Arthroscopic ACL meniscal repair involves fixing torn meniscus cartilage and torn ligaments in the knee, mainly the anterior cruciate ligament (ACL), to restore stability and range of motion. The ACL crosses from the upper end of the shin bone to the underside of the lower thigh bone, and includes the kneecap. During the procedure, the surgeon uses an arthroscope and small incisions to perform the procedure.
Also Known As:
- Knee surgery
- Arthroscopic surgery
Conditions Treated with Arthroscopic ACL Meniscal Repair:
The ACL is commonly injured during sports. As a result, arthroscopic ACL meniscal repair is often performed to treat damaged cartilage due to sports injuries. It can also be performed to help correct inflammation and infections.

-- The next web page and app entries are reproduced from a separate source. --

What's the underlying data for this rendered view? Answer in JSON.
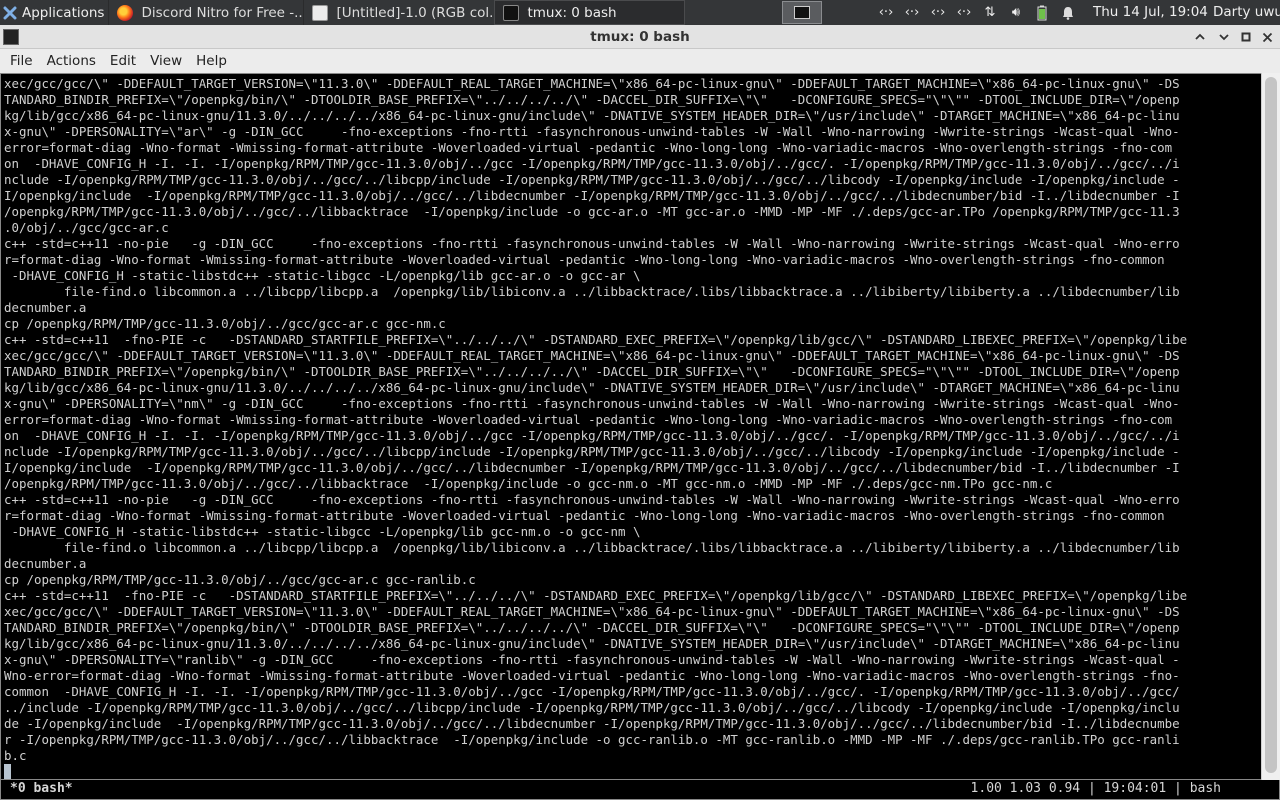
{
  "taskbar": {
    "app_menu_label": "Applications",
    "tasks": [
      {
        "label": "Discord Nitro for Free -...",
        "icon": "firefox-icon"
      },
      {
        "label": "[Untitled]-1.0 (RGB col...",
        "icon": "gimp-icon"
      },
      {
        "label": "tmux: 0 bash",
        "icon": "terminal-icon"
      }
    ],
    "clock": "Thu 14 Jul, 19:04",
    "user": "Darty uwu"
  },
  "window": {
    "title": "tmux: 0 bash",
    "minimize_glyph": "^",
    "maximize_glyph": "▪",
    "close_glyph": "✕"
  },
  "menu": [
    "File",
    "Actions",
    "Edit",
    "View",
    "Help"
  ],
  "terminal": {
    "lines": [
      "xec/gcc/gcc/\\\" -DDEFAULT_TARGET_VERSION=\\\"11.3.0\\\" -DDEFAULT_REAL_TARGET_MACHINE=\\\"x86_64-pc-linux-gnu\\\" -DDEFAULT_TARGET_MACHINE=\\\"x86_64-pc-linux-gnu\\\" -DS",
      "TANDARD_BINDIR_PREFIX=\\\"/openpkg/bin/\\\" -DTOOLDIR_BASE_PREFIX=\\\"../../../../\\\" -DACCEL_DIR_SUFFIX=\\\"\\\"   -DCONFIGURE_SPECS=\"\\\"\\\"\" -DTOOL_INCLUDE_DIR=\\\"/openp",
      "kg/lib/gcc/x86_64-pc-linux-gnu/11.3.0/../../../../x86_64-pc-linux-gnu/include\\\" -DNATIVE_SYSTEM_HEADER_DIR=\\\"/usr/include\\\" -DTARGET_MACHINE=\\\"x86_64-pc-linu",
      "x-gnu\\\" -DPERSONALITY=\\\"ar\\\" -g -DIN_GCC     -fno-exceptions -fno-rtti -fasynchronous-unwind-tables -W -Wall -Wno-narrowing -Wwrite-strings -Wcast-qual -Wno-",
      "error=format-diag -Wno-format -Wmissing-format-attribute -Woverloaded-virtual -pedantic -Wno-long-long -Wno-variadic-macros -Wno-overlength-strings -fno-com",
      "on  -DHAVE_CONFIG_H -I. -I. -I/openpkg/RPM/TMP/gcc-11.3.0/obj/../gcc -I/openpkg/RPM/TMP/gcc-11.3.0/obj/../gcc/. -I/openpkg/RPM/TMP/gcc-11.3.0/obj/../gcc/../i",
      "nclude -I/openpkg/RPM/TMP/gcc-11.3.0/obj/../gcc/../libcpp/include -I/openpkg/RPM/TMP/gcc-11.3.0/obj/../gcc/../libcody -I/openpkg/include -I/openpkg/include -",
      "I/openpkg/include  -I/openpkg/RPM/TMP/gcc-11.3.0/obj/../gcc/../libdecnumber -I/openpkg/RPM/TMP/gcc-11.3.0/obj/../gcc/../libdecnumber/bid -I../libdecnumber -I",
      "/openpkg/RPM/TMP/gcc-11.3.0/obj/../gcc/../libbacktrace  -I/openpkg/include -o gcc-ar.o -MT gcc-ar.o -MMD -MP -MF ./.deps/gcc-ar.TPo /openpkg/RPM/TMP/gcc-11.3",
      ".0/obj/../gcc/gcc-ar.c",
      "c++ -std=c++11 -no-pie   -g -DIN_GCC     -fno-exceptions -fno-rtti -fasynchronous-unwind-tables -W -Wall -Wno-narrowing -Wwrite-strings -Wcast-qual -Wno-erro",
      "r=format-diag -Wno-format -Wmissing-format-attribute -Woverloaded-virtual -pedantic -Wno-long-long -Wno-variadic-macros -Wno-overlength-strings -fno-common",
      " -DHAVE_CONFIG_H -static-libstdc++ -static-libgcc -L/openpkg/lib gcc-ar.o -o gcc-ar \\",
      "        file-find.o libcommon.a ../libcpp/libcpp.a  /openpkg/lib/libiconv.a ../libbacktrace/.libs/libbacktrace.a ../libiberty/libiberty.a ../libdecnumber/lib",
      "decnumber.a",
      "cp /openpkg/RPM/TMP/gcc-11.3.0/obj/../gcc/gcc-ar.c gcc-nm.c",
      "c++ -std=c++11  -fno-PIE -c   -DSTANDARD_STARTFILE_PREFIX=\\\"../../../\\\" -DSTANDARD_EXEC_PREFIX=\\\"/openpkg/lib/gcc/\\\" -DSTANDARD_LIBEXEC_PREFIX=\\\"/openpkg/libe",
      "xec/gcc/gcc/\\\" -DDEFAULT_TARGET_VERSION=\\\"11.3.0\\\" -DDEFAULT_REAL_TARGET_MACHINE=\\\"x86_64-pc-linux-gnu\\\" -DDEFAULT_TARGET_MACHINE=\\\"x86_64-pc-linux-gnu\\\" -DS",
      "TANDARD_BINDIR_PREFIX=\\\"/openpkg/bin/\\\" -DTOOLDIR_BASE_PREFIX=\\\"../../../../\\\" -DACCEL_DIR_SUFFIX=\\\"\\\"   -DCONFIGURE_SPECS=\"\\\"\\\"\" -DTOOL_INCLUDE_DIR=\\\"/openp",
      "kg/lib/gcc/x86_64-pc-linux-gnu/11.3.0/../../../../x86_64-pc-linux-gnu/include\\\" -DNATIVE_SYSTEM_HEADER_DIR=\\\"/usr/include\\\" -DTARGET_MACHINE=\\\"x86_64-pc-linu",
      "x-gnu\\\" -DPERSONALITY=\\\"nm\\\" -g -DIN_GCC     -fno-exceptions -fno-rtti -fasynchronous-unwind-tables -W -Wall -Wno-narrowing -Wwrite-strings -Wcast-qual -Wno-",
      "error=format-diag -Wno-format -Wmissing-format-attribute -Woverloaded-virtual -pedantic -Wno-long-long -Wno-variadic-macros -Wno-overlength-strings -fno-com",
      "on  -DHAVE_CONFIG_H -I. -I. -I/openpkg/RPM/TMP/gcc-11.3.0/obj/../gcc -I/openpkg/RPM/TMP/gcc-11.3.0/obj/../gcc/. -I/openpkg/RPM/TMP/gcc-11.3.0/obj/../gcc/../i",
      "nclude -I/openpkg/RPM/TMP/gcc-11.3.0/obj/../gcc/../libcpp/include -I/openpkg/RPM/TMP/gcc-11.3.0/obj/../gcc/../libcody -I/openpkg/include -I/openpkg/include -",
      "I/openpkg/include  -I/openpkg/RPM/TMP/gcc-11.3.0/obj/../gcc/../libdecnumber -I/openpkg/RPM/TMP/gcc-11.3.0/obj/../gcc/../libdecnumber/bid -I../libdecnumber -I",
      "/openpkg/RPM/TMP/gcc-11.3.0/obj/../gcc/../libbacktrace  -I/openpkg/include -o gcc-nm.o -MT gcc-nm.o -MMD -MP -MF ./.deps/gcc-nm.TPo gcc-nm.c",
      "c++ -std=c++11 -no-pie   -g -DIN_GCC     -fno-exceptions -fno-rtti -fasynchronous-unwind-tables -W -Wall -Wno-narrowing -Wwrite-strings -Wcast-qual -Wno-erro",
      "r=format-diag -Wno-format -Wmissing-format-attribute -Woverloaded-virtual -pedantic -Wno-long-long -Wno-variadic-macros -Wno-overlength-strings -fno-common",
      " -DHAVE_CONFIG_H -static-libstdc++ -static-libgcc -L/openpkg/lib gcc-nm.o -o gcc-nm \\",
      "        file-find.o libcommon.a ../libcpp/libcpp.a  /openpkg/lib/libiconv.a ../libbacktrace/.libs/libbacktrace.a ../libiberty/libiberty.a ../libdecnumber/lib",
      "decnumber.a",
      "cp /openpkg/RPM/TMP/gcc-11.3.0/obj/../gcc/gcc-ar.c gcc-ranlib.c",
      "c++ -std=c++11  -fno-PIE -c   -DSTANDARD_STARTFILE_PREFIX=\\\"../../../\\\" -DSTANDARD_EXEC_PREFIX=\\\"/openpkg/lib/gcc/\\\" -DSTANDARD_LIBEXEC_PREFIX=\\\"/openpkg/libe",
      "xec/gcc/gcc/\\\" -DDEFAULT_TARGET_VERSION=\\\"11.3.0\\\" -DDEFAULT_REAL_TARGET_MACHINE=\\\"x86_64-pc-linux-gnu\\\" -DDEFAULT_TARGET_MACHINE=\\\"x86_64-pc-linux-gnu\\\" -DS",
      "TANDARD_BINDIR_PREFIX=\\\"/openpkg/bin/\\\" -DTOOLDIR_BASE_PREFIX=\\\"../../../../\\\" -DACCEL_DIR_SUFFIX=\\\"\\\"   -DCONFIGURE_SPECS=\"\\\"\\\"\" -DTOOL_INCLUDE_DIR=\\\"/openp",
      "kg/lib/gcc/x86_64-pc-linux-gnu/11.3.0/../../../../x86_64-pc-linux-gnu/include\\\" -DNATIVE_SYSTEM_HEADER_DIR=\\\"/usr/include\\\" -DTARGET_MACHINE=\\\"x86_64-pc-linu",
      "x-gnu\\\" -DPERSONALITY=\\\"ranlib\\\" -g -DIN_GCC     -fno-exceptions -fno-rtti -fasynchronous-unwind-tables -W -Wall -Wno-narrowing -Wwrite-strings -Wcast-qual -",
      "Wno-error=format-diag -Wno-format -Wmissing-format-attribute -Woverloaded-virtual -pedantic -Wno-long-long -Wno-variadic-macros -Wno-overlength-strings -fno-",
      "common  -DHAVE_CONFIG_H -I. -I. -I/openpkg/RPM/TMP/gcc-11.3.0/obj/../gcc -I/openpkg/RPM/TMP/gcc-11.3.0/obj/../gcc/. -I/openpkg/RPM/TMP/gcc-11.3.0/obj/../gcc/",
      "../include -I/openpkg/RPM/TMP/gcc-11.3.0/obj/../gcc/../libcpp/include -I/openpkg/RPM/TMP/gcc-11.3.0/obj/../gcc/../libcody -I/openpkg/include -I/openpkg/inclu",
      "de -I/openpkg/include  -I/openpkg/RPM/TMP/gcc-11.3.0/obj/../gcc/../libdecnumber -I/openpkg/RPM/TMP/gcc-11.3.0/obj/../gcc/../libdecnumber/bid -I../libdecnumbe",
      "r -I/openpkg/RPM/TMP/gcc-11.3.0/obj/../gcc/../libbacktrace  -I/openpkg/include -o gcc-ranlib.o -MT gcc-ranlib.o -MMD -MP -MF ./.deps/gcc-ranlib.TPo gcc-ranli",
      "b.c"
    ]
  },
  "tmux_status": {
    "left": "*0 bash*",
    "right": "1.00 1.03 0.94 | 19:04:01 | bash"
  },
  "colors": {
    "panel_bg": "#343638",
    "terminal_bg": "#000000",
    "terminal_fg": "#d0d0d0"
  }
}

Non-surgical alternatives to arthroscopic ACL meniscal repair include physical therapy, ice therapy, and rest. However, damaged ACLs typically do not heal on their own and surgery is usually necessary. There are no comparable surgical alternatives to arthroscopic ACL meniscal repair.
Anesthesia with Arthroscopic ACL Meniscal Repair:
Arthroscopic ACL meniscal repair is usually performed under general anesthesia, which means that the patient is asleep and completely unaware during the procedure. Sometimes, epidural anesthesia is used.
Potential Complications from Arthroscopic ACL Meniscal Repair:
Possible risks of arthroscopic ACL meniscal repair include infection, bleeding and a negative reaction to the anesthesia that is used. Other potential complications include blood clotting, damage to nerves around the knee, reduced range of motion, and repeat injury to the graft.
Prognosis after Arthroscopic ACL Meniscal Repair:
The prognosis for a positive end result following arthroscopic ACL meniscal repair is good.
Recovery from Arthroscopic ACL Meniscal Repair:
Total recovery following arthroscopic ACL meniscal repair is about six weeks. However, it can take up to six months of physical therapy to regain full usage of the knee.